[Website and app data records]
--- START ---
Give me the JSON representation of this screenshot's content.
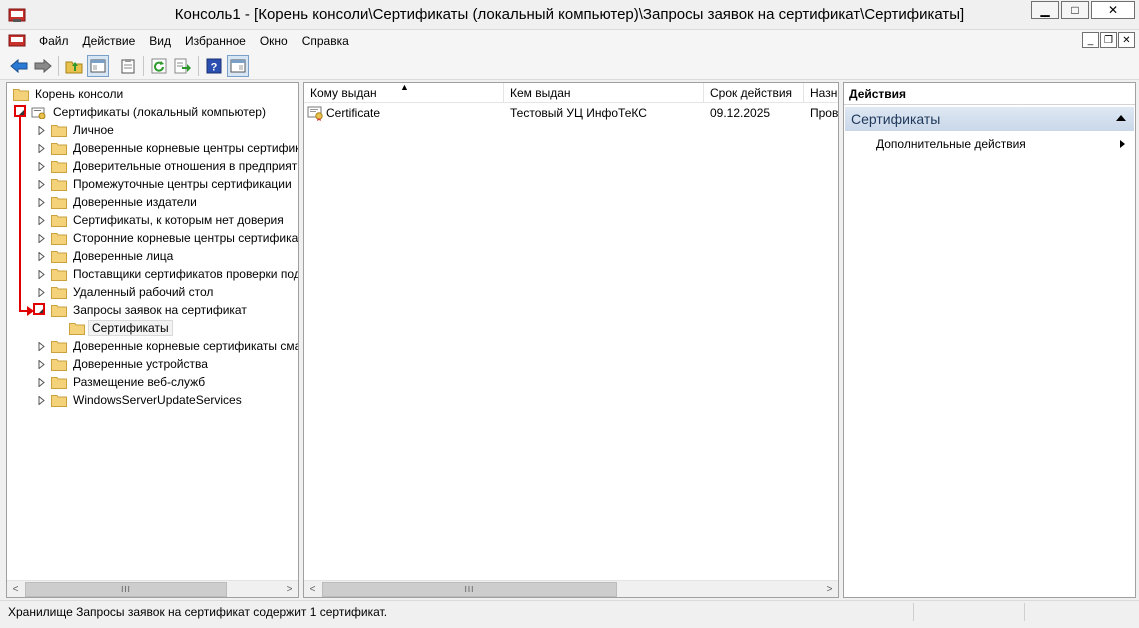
{
  "window": {
    "title": "Консоль1 - [Корень консоли\\Сертификаты (локальный компьютер)\\Запросы заявок на сертификат\\Сертификаты]",
    "minimize": "▁",
    "maximize": "□",
    "close": "✕"
  },
  "menu": {
    "items": [
      "Файл",
      "Действие",
      "Вид",
      "Избранное",
      "Окно",
      "Справка"
    ],
    "mdi_minimize": "_",
    "mdi_restore": "❐",
    "mdi_close": "✕"
  },
  "toolbar": {
    "icons": [
      "back-arrow-icon",
      "forward-arrow-icon",
      "up-folder-icon",
      "show-hide-tree-icon",
      "clipboard-icon",
      "refresh-icon",
      "export-list-icon",
      "help-icon",
      "show-hide-action-pane-icon"
    ]
  },
  "tree": {
    "root": "Корень консоли",
    "store": "Сертификаты (локальный компьютер)",
    "items": [
      "Личное",
      "Доверенные корневые центры сертифик",
      "Доверительные отношения в предприяти",
      "Промежуточные центры сертификации",
      "Доверенные издатели",
      "Сертификаты, к которым нет доверия",
      "Сторонние корневые центры сертифика",
      "Доверенные лица",
      "Поставщики сертификатов проверки под",
      "Удаленный рабочий стол",
      "Запросы заявок на сертификат"
    ],
    "child": "Сертификаты",
    "items_after": [
      "Доверенные корневые сертификаты сма",
      "Доверенные устройства",
      "Размещение веб-служб",
      "WindowsServerUpdateServices"
    ]
  },
  "list": {
    "columns": [
      "Кому выдан",
      "Кем выдан",
      "Срок действия",
      "Назн"
    ],
    "rows": [
      [
        "Certificate",
        "Тестовый УЦ ИнфоТеКС",
        "09.12.2025",
        "Пров"
      ]
    ]
  },
  "actions": {
    "header": "Действия",
    "section": "Сертификаты",
    "item": "Дополнительные действия"
  },
  "scrollbar": {
    "left": "<",
    "right": ">",
    "thumb": "III"
  },
  "status": {
    "text": "Хранилище Запросы заявок на сертификат содержит 1 сертификат."
  },
  "colors": {
    "annotation": "#e00000",
    "action_section": "#c9d7e9"
  }
}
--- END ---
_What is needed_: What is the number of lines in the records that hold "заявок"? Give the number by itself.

_Exercise output_: 3